The main person motivating me to study geology was my high school teacher, Steve Kluge. I took my first camping trip to the Catskills during his class. We sat on the same ledge that the Hudson River School painters occupied. He helped us imagine the shallow Devonian ocean depositing the layers we sat upon and the Pleistocene glaciers that carved the vast Hudson River Valley at our feet. Later, Steve became a mentor to me when I started teaching high school earth science. He is a master at scaffolding questions to bring his students along to that “ah-ha” moment. So many New York earth science teachers and students have benefited from his masterful classroom activities.

I started graduate school “part one” in the Cornell Geology Department but graduated from the Masters of Arts in Teaching program. A course on conceptual change introduced me to the science of learning for the first time. It captivated me as much as the swirling migmatites lining Rt.84 near my hometown. When I was exasperated by something in class, instead of answering my question, my professor Deb Trumbull would say with a Yoda-like nod of her head: “Ahhhh, confusion is good!”. So frustrating!! But she was right. Our job as educators is to help students through the sometimes painful process of learning. Deb helped me realize that constructing my own understanding was more effective than giving me the answer.

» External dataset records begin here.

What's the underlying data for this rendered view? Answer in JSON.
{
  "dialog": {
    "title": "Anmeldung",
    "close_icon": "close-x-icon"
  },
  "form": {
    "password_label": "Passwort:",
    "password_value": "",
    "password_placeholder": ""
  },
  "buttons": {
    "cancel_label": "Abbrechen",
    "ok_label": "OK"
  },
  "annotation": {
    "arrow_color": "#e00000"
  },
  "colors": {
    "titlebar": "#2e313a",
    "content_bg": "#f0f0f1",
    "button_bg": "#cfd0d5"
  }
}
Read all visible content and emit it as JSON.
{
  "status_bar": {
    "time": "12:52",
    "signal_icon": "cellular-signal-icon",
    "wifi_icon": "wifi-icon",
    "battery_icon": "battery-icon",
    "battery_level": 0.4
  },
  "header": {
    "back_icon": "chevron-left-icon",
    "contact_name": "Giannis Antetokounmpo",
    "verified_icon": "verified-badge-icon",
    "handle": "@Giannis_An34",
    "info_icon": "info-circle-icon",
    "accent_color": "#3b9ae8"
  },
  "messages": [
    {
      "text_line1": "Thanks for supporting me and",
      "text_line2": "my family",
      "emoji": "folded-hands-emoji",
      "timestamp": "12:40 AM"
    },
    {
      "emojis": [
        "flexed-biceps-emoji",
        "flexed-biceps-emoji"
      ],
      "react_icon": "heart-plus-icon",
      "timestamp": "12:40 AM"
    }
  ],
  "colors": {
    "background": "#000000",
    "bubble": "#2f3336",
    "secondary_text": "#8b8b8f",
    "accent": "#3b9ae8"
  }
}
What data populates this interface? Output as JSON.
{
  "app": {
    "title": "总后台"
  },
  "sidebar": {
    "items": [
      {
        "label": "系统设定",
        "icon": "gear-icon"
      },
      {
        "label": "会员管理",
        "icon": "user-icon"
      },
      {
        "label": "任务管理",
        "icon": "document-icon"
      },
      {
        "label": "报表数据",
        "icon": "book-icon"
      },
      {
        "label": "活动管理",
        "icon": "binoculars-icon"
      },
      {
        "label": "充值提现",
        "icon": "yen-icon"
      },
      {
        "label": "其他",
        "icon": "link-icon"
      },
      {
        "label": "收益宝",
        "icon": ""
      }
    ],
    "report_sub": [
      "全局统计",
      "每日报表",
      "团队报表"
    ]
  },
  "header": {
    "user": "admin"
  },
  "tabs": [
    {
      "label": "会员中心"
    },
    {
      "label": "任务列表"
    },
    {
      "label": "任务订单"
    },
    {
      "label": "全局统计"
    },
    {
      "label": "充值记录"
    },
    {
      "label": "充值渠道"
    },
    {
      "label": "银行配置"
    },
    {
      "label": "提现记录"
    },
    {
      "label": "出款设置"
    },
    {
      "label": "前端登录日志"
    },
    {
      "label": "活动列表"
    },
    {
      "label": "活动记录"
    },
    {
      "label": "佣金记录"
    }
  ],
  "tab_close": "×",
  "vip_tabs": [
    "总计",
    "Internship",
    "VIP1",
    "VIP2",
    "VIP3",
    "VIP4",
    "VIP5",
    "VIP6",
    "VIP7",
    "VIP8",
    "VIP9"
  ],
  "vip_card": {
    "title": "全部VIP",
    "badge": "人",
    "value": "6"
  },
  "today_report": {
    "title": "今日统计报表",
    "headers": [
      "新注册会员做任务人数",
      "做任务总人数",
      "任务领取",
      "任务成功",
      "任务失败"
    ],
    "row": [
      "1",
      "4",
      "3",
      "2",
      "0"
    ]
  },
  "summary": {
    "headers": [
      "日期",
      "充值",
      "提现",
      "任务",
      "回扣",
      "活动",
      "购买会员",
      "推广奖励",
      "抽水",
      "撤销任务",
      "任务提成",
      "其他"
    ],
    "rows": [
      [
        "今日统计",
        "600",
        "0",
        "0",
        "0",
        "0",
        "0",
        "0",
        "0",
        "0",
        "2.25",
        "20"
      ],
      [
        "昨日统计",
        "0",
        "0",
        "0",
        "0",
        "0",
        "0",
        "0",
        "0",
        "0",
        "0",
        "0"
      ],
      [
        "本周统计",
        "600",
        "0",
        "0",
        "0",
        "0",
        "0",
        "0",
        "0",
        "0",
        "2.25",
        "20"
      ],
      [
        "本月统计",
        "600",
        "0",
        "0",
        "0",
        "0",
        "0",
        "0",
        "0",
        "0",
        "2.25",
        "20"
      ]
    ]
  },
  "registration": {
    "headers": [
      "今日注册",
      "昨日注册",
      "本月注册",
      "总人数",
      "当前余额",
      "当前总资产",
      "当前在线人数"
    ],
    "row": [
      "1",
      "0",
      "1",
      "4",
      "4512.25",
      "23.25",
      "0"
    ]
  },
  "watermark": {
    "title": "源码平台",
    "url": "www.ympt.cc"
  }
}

In graduate school “part 2” at Michigan State, Julie Libarkin and Duncan Sibley pushed me to think about how psychology research can become classroom practice. Their project on analogies forced me to reconsider what I thought I knew about the fundamental physical processes underlying geologic phenomena.

I was privileged to have the opportunities to learn from inspired geoscience educators. I have learned so much from the NY earth science teaching community and mentors like Larry Wood, Jim Ebert, Glenn Dolphin, and Don Haas. I am grateful for such a giving geoscience education community. Thank you for including me in the list of accomplished Biggs Awardees.